** WHAT IS BEING ASKED **
Your task is to copy every line of the entries that holds the word "data".

-*-

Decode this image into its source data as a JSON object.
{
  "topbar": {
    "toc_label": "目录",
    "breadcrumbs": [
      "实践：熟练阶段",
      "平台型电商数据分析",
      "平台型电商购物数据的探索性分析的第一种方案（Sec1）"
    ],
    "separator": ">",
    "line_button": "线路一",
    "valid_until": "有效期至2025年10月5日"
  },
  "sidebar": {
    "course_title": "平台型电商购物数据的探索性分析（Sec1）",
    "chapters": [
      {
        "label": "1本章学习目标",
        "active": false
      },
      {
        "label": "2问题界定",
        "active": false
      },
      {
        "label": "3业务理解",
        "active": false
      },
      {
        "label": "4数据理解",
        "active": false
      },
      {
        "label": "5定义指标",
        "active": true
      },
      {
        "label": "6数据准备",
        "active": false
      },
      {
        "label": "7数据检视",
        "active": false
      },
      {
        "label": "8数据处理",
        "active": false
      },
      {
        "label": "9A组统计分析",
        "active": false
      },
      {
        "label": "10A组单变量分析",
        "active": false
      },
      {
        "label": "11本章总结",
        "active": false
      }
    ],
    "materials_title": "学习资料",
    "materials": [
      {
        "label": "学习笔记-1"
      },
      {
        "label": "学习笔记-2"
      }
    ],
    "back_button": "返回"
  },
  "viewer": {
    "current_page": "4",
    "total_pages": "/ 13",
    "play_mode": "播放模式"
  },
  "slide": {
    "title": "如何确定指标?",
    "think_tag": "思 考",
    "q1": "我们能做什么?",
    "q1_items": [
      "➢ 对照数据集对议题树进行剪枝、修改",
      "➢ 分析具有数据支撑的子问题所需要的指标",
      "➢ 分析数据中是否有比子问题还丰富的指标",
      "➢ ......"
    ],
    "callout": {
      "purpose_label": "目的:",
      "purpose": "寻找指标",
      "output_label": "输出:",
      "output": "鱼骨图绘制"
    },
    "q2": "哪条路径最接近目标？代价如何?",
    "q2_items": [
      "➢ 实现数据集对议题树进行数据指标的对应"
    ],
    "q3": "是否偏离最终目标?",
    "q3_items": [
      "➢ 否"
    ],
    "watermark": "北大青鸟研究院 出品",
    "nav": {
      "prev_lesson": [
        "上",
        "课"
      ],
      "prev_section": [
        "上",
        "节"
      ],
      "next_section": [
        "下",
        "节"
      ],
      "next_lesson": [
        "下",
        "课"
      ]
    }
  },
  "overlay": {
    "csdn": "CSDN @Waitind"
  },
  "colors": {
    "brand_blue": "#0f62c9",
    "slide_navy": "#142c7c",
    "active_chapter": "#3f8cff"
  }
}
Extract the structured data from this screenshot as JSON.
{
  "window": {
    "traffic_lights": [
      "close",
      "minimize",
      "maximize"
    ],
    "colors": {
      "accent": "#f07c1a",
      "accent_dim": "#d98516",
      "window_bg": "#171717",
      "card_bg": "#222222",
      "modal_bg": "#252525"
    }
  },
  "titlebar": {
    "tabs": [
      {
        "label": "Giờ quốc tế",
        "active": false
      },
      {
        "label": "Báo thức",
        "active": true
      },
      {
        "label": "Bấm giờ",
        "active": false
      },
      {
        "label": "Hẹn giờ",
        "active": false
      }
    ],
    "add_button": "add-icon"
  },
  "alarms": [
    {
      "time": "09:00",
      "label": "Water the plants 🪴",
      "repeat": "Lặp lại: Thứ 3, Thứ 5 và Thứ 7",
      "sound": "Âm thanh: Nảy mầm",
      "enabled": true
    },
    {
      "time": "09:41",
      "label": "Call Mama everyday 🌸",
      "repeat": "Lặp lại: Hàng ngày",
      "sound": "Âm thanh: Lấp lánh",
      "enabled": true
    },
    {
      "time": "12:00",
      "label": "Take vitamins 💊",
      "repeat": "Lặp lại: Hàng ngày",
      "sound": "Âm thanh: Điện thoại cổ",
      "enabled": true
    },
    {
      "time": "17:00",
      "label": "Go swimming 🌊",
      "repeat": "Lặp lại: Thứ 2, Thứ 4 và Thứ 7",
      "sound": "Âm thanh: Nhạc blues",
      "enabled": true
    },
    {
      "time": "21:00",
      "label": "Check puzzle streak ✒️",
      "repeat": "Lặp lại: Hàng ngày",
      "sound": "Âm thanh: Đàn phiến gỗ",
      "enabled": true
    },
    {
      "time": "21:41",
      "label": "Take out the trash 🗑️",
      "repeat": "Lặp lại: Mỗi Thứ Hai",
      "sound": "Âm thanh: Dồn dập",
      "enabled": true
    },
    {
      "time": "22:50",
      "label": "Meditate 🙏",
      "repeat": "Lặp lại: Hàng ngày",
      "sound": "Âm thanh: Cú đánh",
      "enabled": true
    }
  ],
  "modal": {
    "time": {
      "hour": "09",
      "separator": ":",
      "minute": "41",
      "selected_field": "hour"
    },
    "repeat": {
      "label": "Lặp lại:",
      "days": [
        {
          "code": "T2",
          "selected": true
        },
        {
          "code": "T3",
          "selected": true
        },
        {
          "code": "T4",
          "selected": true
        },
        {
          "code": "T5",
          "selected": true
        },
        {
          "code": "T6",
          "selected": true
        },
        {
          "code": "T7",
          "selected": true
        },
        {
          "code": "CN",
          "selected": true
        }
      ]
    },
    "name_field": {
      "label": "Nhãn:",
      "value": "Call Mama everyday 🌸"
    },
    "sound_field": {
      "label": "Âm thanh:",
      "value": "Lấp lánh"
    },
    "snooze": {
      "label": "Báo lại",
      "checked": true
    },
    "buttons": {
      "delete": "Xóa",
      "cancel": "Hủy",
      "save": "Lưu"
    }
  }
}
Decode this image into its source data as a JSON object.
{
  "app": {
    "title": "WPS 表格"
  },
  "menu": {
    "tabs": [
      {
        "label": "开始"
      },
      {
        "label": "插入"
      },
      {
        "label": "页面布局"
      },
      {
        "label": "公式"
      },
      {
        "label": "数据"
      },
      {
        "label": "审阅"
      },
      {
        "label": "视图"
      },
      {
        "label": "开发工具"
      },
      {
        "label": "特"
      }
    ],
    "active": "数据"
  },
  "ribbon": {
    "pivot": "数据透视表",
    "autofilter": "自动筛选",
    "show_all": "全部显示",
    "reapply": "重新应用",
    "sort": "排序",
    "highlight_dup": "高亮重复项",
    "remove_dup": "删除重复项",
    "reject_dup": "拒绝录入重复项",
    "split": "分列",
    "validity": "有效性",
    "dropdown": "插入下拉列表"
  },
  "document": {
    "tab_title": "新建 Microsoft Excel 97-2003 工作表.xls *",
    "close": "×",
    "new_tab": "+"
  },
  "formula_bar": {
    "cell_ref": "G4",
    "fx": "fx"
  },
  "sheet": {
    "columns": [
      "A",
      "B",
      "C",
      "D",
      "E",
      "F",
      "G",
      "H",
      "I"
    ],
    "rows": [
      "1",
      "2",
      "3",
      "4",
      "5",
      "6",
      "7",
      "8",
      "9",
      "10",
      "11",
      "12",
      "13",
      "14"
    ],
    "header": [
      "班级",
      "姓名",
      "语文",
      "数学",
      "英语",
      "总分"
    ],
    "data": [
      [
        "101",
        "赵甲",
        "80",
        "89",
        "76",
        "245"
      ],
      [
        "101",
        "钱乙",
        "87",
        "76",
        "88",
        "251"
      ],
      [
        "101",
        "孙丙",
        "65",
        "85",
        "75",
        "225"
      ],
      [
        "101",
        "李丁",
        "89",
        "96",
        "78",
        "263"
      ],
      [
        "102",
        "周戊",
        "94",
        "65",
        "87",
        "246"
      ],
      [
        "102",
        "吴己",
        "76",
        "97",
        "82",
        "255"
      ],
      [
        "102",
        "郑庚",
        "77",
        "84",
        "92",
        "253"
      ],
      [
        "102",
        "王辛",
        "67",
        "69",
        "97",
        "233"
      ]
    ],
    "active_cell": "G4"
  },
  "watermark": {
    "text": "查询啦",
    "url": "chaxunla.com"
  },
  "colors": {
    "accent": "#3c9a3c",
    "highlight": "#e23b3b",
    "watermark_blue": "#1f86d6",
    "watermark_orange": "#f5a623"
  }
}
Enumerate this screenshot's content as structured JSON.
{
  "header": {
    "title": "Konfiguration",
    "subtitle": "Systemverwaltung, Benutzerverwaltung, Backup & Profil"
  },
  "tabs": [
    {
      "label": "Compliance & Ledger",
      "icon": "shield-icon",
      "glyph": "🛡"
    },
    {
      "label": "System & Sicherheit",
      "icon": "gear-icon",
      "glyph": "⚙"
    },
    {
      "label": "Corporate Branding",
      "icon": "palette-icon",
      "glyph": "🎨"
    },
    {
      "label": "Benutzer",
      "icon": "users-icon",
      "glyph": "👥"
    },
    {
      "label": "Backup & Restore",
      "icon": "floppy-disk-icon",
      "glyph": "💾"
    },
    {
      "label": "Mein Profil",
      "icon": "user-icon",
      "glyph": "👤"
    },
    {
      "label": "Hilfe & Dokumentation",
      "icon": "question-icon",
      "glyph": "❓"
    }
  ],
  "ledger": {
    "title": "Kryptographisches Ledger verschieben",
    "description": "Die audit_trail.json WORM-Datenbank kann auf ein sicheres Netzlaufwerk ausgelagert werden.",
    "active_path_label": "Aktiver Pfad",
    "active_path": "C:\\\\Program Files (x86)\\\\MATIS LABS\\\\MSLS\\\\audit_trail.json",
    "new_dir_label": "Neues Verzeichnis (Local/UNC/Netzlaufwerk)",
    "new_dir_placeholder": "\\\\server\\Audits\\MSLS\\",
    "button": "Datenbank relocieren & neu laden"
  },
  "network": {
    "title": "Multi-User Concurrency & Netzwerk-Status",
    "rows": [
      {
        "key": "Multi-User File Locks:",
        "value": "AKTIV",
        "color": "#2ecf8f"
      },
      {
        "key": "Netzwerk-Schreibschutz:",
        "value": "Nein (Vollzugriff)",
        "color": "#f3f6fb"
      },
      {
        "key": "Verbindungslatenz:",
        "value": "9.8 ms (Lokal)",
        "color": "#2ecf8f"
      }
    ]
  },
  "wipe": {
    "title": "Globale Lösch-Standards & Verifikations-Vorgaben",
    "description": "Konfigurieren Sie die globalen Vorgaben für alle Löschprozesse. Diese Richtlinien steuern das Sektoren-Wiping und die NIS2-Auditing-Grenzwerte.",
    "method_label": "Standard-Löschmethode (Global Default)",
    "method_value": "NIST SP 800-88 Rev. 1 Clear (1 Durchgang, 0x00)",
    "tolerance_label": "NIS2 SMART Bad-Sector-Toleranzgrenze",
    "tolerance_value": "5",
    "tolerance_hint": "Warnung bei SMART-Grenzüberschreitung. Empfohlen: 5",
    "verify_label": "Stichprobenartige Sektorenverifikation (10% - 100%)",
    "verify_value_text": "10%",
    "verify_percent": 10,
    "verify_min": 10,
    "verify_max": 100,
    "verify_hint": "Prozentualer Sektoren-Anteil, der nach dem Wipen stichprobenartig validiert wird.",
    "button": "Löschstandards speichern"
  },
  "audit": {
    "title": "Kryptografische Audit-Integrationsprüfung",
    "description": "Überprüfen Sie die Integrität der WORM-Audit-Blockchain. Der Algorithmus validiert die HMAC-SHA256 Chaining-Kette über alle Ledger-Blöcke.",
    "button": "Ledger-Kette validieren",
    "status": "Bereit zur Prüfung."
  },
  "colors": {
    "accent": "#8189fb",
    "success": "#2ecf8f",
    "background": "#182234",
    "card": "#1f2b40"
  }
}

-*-

** EXERCISE RESULT **
Decode this image into its source data as a JSON object.
Extract the structured data from this screenshot as JSON.
Decode this image into its source data as a JSON object.
    "data": [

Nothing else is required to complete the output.